November 10, 2012
By Aaron Klein
JERUSALEM — The speculation surrounding the sudden resignation of the CIA chief, General David Petraeus, is focusing in large part on his role in an alleged cover up of the attacks against the U.S. mission in Benghazi this past September.
Perhaps being overlooked is the CIA’s possible role in purportedly using the Benghazi mission to coordinate U.S. aid to opposition insurgent groups acting in Syria amid information those same insurgents consist in significant part of jihadists, including groups openly acting under the al-Qaida umbrella.
One week before he was slated to testify before Congress on the Benghazi debacle, Petraeus on Friday night announced his resignation citing an extramarital affair.

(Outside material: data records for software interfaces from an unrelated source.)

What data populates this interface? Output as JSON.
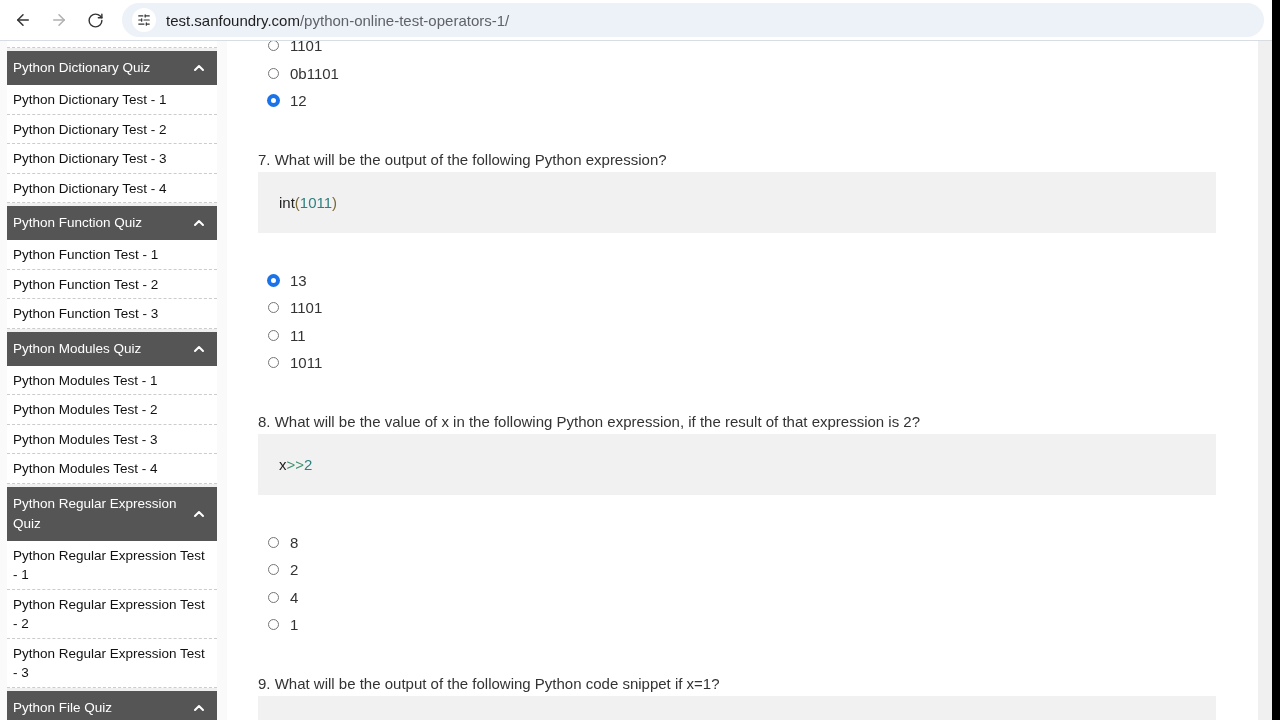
{
  "browser": {
    "back_disabled": false,
    "forward_disabled": true,
    "url": {
      "host": "test.sanfoundry.com",
      "path": "/python-online-test-operators-1/"
    }
  },
  "sidebar": {
    "groups": [
      {
        "title": "Python Dictionary Quiz",
        "expanded": true,
        "items": [
          "Python Dictionary Test - 1",
          "Python Dictionary Test - 2",
          "Python Dictionary Test - 3",
          "Python Dictionary Test - 4"
        ]
      },
      {
        "title": "Python Function Quiz",
        "expanded": true,
        "items": [
          "Python Function Test - 1",
          "Python Function Test - 2",
          "Python Function Test - 3"
        ]
      },
      {
        "title": "Python Modules Quiz",
        "expanded": true,
        "items": [
          "Python Modules Test - 1",
          "Python Modules Test - 2",
          "Python Modules Test - 3",
          "Python Modules Test - 4"
        ]
      },
      {
        "title": "Python Regular Expression Quiz",
        "expanded": true,
        "items": [
          "Python Regular Expression Test - 1",
          "Python Regular Expression Test - 2",
          "Python Regular Expression Test - 3"
        ]
      },
      {
        "title": "Python File Quiz",
        "expanded": true
      }
    ]
  },
  "questions": [
    {
      "options": [
        {
          "label": "1101",
          "selected": false
        },
        {
          "label": "0b1101",
          "selected": false
        },
        {
          "label": "12",
          "selected": true
        }
      ]
    },
    {
      "text": "7. What will be the output of the following Python expression?",
      "code": [
        {
          "text": "int",
          "kind": "name"
        },
        {
          "text": "(",
          "kind": "paren"
        },
        {
          "text": "1011",
          "kind": "number"
        },
        {
          "text": ")",
          "kind": "paren"
        }
      ],
      "options": [
        {
          "label": "13",
          "selected": true
        },
        {
          "label": "1101",
          "selected": false
        },
        {
          "label": "11",
          "selected": false
        },
        {
          "label": "1011",
          "selected": false
        }
      ]
    },
    {
      "text": "8. What will be the value of x in the following Python expression, if the result of that expression is 2?",
      "code": [
        {
          "text": "x",
          "kind": "name"
        },
        {
          "text": ">>",
          "kind": "operator"
        },
        {
          "text": "2",
          "kind": "number"
        }
      ],
      "options": [
        {
          "label": "8",
          "selected": false
        },
        {
          "label": "2",
          "selected": false
        },
        {
          "label": "4",
          "selected": false
        },
        {
          "label": "1",
          "selected": false
        }
      ]
    },
    {
      "text": "9. What will be the output of the following Python code snippet if x=1?"
    }
  ]
}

Rep. Peter King, House Homeland Security Committee Chairman, charged in an interview with CNN that Petraeus is “at the center of this, and there are answers that only he has.” King was referring to the Benghazi attacks.
Asked if he will still call for Petraeus testify despite his resignation, Rep. King replied, “Absolutely, to me, he’s an absolutely necessary witness.”
Patraeus resigned at a time the U.S. intelligence community is facing criticism over both its response to the assault in Benghazi and whether it had early warnings of al-Qaida plans to attack the U.S. mission in that country.